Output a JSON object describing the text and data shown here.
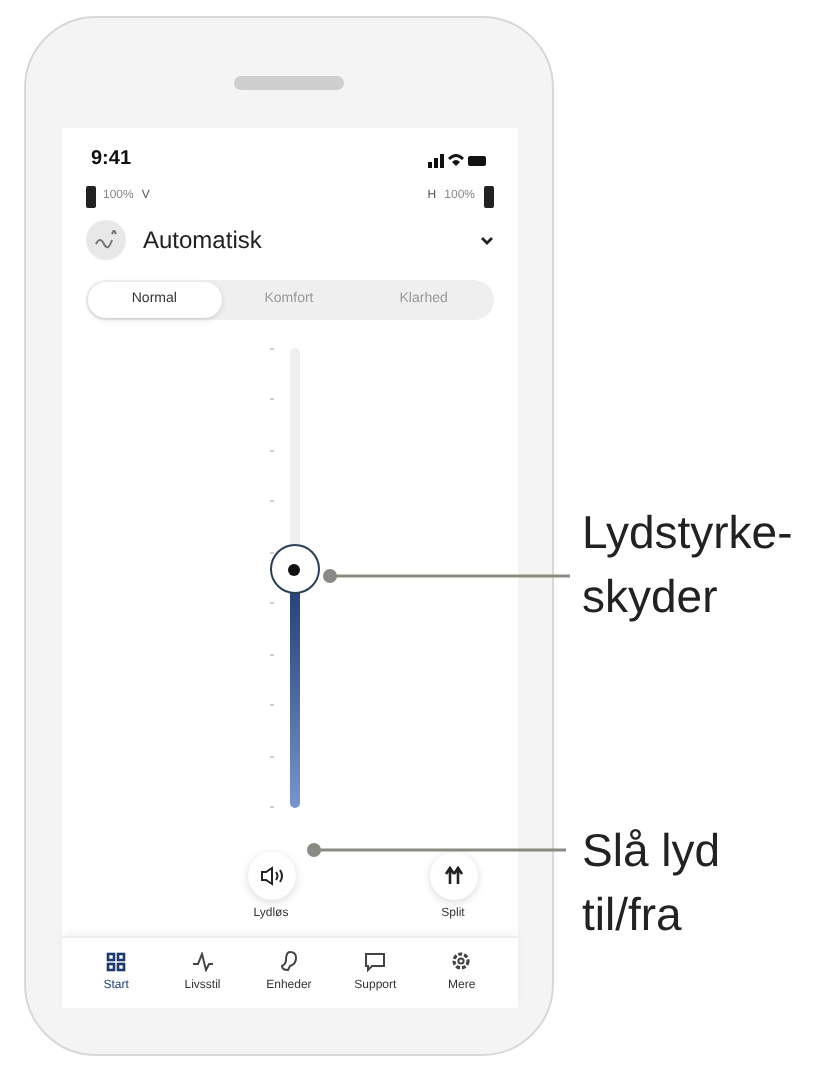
{
  "status_bar": {
    "time": "9:41"
  },
  "batteries": {
    "left": {
      "percent": "100%",
      "side": "V"
    },
    "right": {
      "percent": "100%",
      "side": "H"
    }
  },
  "program": {
    "name": "Automatisk"
  },
  "modes": [
    {
      "label": "Normal",
      "selected": true
    },
    {
      "label": "Komfort",
      "selected": false
    },
    {
      "label": "Klarhed",
      "selected": false
    }
  ],
  "volume": {
    "level": 0.52
  },
  "buttons": [
    {
      "label": "Lydløs",
      "kind": "mute"
    },
    {
      "label": "Split",
      "kind": "split"
    }
  ],
  "nav": [
    {
      "label": "Start",
      "kind": "home",
      "selected": true
    },
    {
      "label": "Livsstil",
      "kind": "lifestyle",
      "selected": false
    },
    {
      "label": "Enheder",
      "kind": "devices",
      "selected": false
    },
    {
      "label": "Support",
      "kind": "support",
      "selected": false
    },
    {
      "label": "Mere",
      "kind": "more",
      "selected": false
    }
  ],
  "callouts": [
    {
      "text": "Lydstyrke-\nskyder"
    },
    {
      "text": "Slå lyd\ntil/fra"
    }
  ]
}
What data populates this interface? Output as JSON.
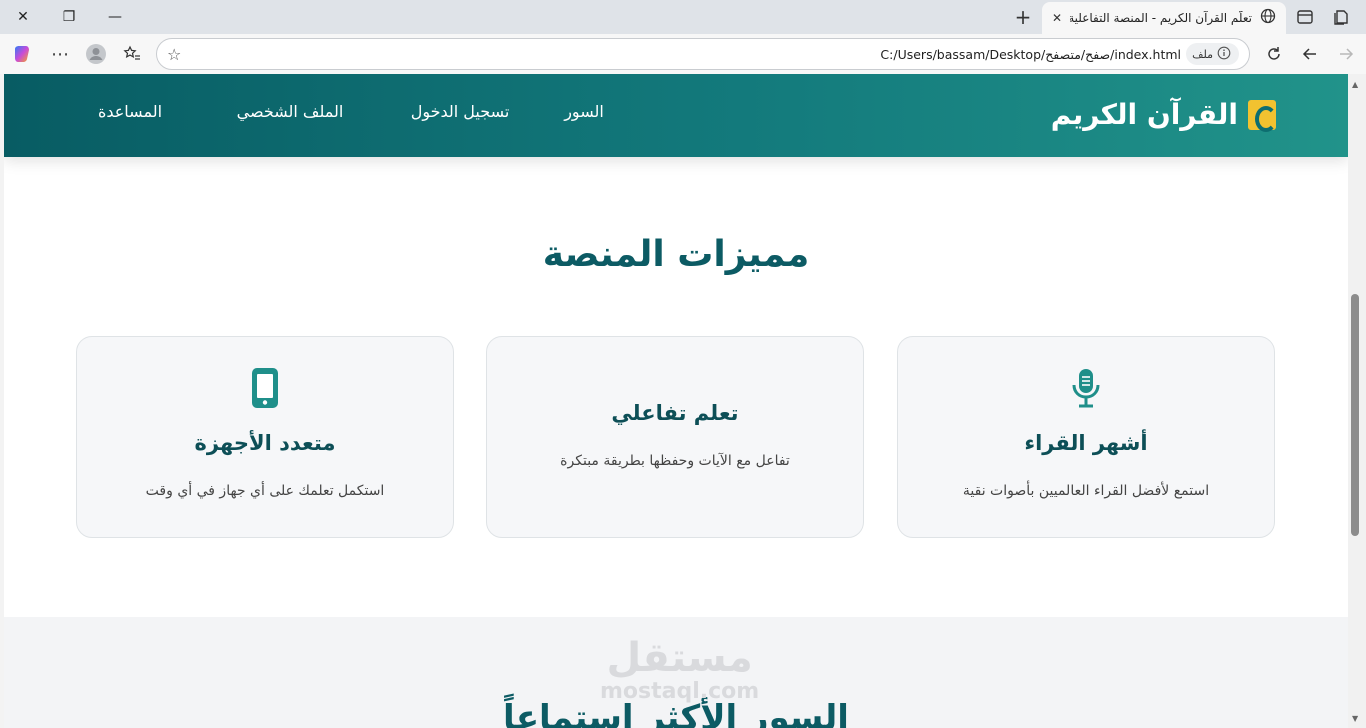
{
  "browser": {
    "tab_title": "تعلّم القرآن الكريم - المنصة التفاعلية",
    "url": "C:/Users/bassam/Desktop/صفح/متصفح/index.html",
    "url_chip": "ملف"
  },
  "navbar": {
    "brand": "القرآن الكريم",
    "links": [
      "السور",
      "تسجيل الدخول",
      "الملف الشخصي",
      "المساعدة"
    ]
  },
  "features": {
    "title": "مميزات المنصة",
    "cards": [
      {
        "icon": "microphone-icon",
        "title": "أشهر القراء",
        "desc": "استمع لأفضل القراء العالميين بأصوات نقية"
      },
      {
        "icon": "",
        "title": "تعلم تفاعلي",
        "desc": "تفاعل مع الآيات وحفظها بطريقة مبتكرة"
      },
      {
        "icon": "mobile-icon",
        "title": "متعدد الأجهزة",
        "desc": "استكمل تعلمك على أي جهاز في أي وقت"
      }
    ]
  },
  "watermark": {
    "ar": "مستقل",
    "en": "mostaql.com"
  },
  "next_section": {
    "title": "السور الأكثر استماعاً"
  },
  "colors": {
    "primary": "#0c5b64",
    "accent": "#f2c230",
    "nav_start": "#085c63",
    "nav_end": "#21938a"
  }
}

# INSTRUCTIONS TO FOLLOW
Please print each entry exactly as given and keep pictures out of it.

# TASK ANSWER
Output a JSON object describing the text and data shown here.
{
  "status_bar": {
    "time": "9:41"
  },
  "batteries": {
    "left": {
      "percent": "100%",
      "side": "V"
    },
    "right": {
      "percent": "100%",
      "side": "H"
    }
  },
  "program": {
    "name": "Automatisk"
  },
  "modes": [
    {
      "label": "Normal",
      "selected": true
    },
    {
      "label": "Komfort",
      "selected": false
    },
    {
      "label": "Klarhed",
      "selected": false
    }
  ],
  "volume": {
    "level": 0.52
  },
  "buttons": [
    {
      "label": "Lydløs",
      "kind": "mute"
    },
    {
      "label": "Split",
      "kind": "split"
    }
  ],
  "nav": [
    {
      "label": "Start",
      "kind": "home",
      "selected": true
    },
    {
      "label": "Livsstil",
      "kind": "lifestyle",
      "selected": false
    },
    {
      "label": "Enheder",
      "kind": "devices",
      "selected": false
    },
    {
      "label": "Support",
      "kind": "support",
      "selected": false
    },
    {
      "label": "Mere",
      "kind": "more",
      "selected": false
    }
  ],
  "callouts": [
    {
      "text": "Lydstyrke-\nskyder"
    },
    {
      "text": "Slå lyd\ntil/fra"
    }
  ]
}
What data populates this interface? Output as JSON.
{
  "browser": {
    "tab_title": "تعلّم القرآن الكريم - المنصة التفاعلية",
    "url": "C:/Users/bassam/Desktop/صفح/متصفح/index.html",
    "url_chip": "ملف"
  },
  "navbar": {
    "brand": "القرآن الكريم",
    "links": [
      "السور",
      "تسجيل الدخول",
      "الملف الشخصي",
      "المساعدة"
    ]
  },
  "features": {
    "title": "مميزات المنصة",
    "cards": [
      {
        "icon": "microphone-icon",
        "title": "أشهر القراء",
        "desc": "استمع لأفضل القراء العالميين بأصوات نقية"
      },
      {
        "icon": "",
        "title": "تعلم تفاعلي",
        "desc": "تفاعل مع الآيات وحفظها بطريقة مبتكرة"
      },
      {
        "icon": "mobile-icon",
        "title": "متعدد الأجهزة",
        "desc": "استكمل تعلمك على أي جهاز في أي وقت"
      }
    ]
  },
  "watermark": {
    "ar": "مستقل",
    "en": "mostaql.com"
  },
  "next_section": {
    "title": "السور الأكثر استماعاً"
  },
  "colors": {
    "primary": "#0c5b64",
    "accent": "#f2c230",
    "nav_start": "#085c63",
    "nav_end": "#21938a"
  }
}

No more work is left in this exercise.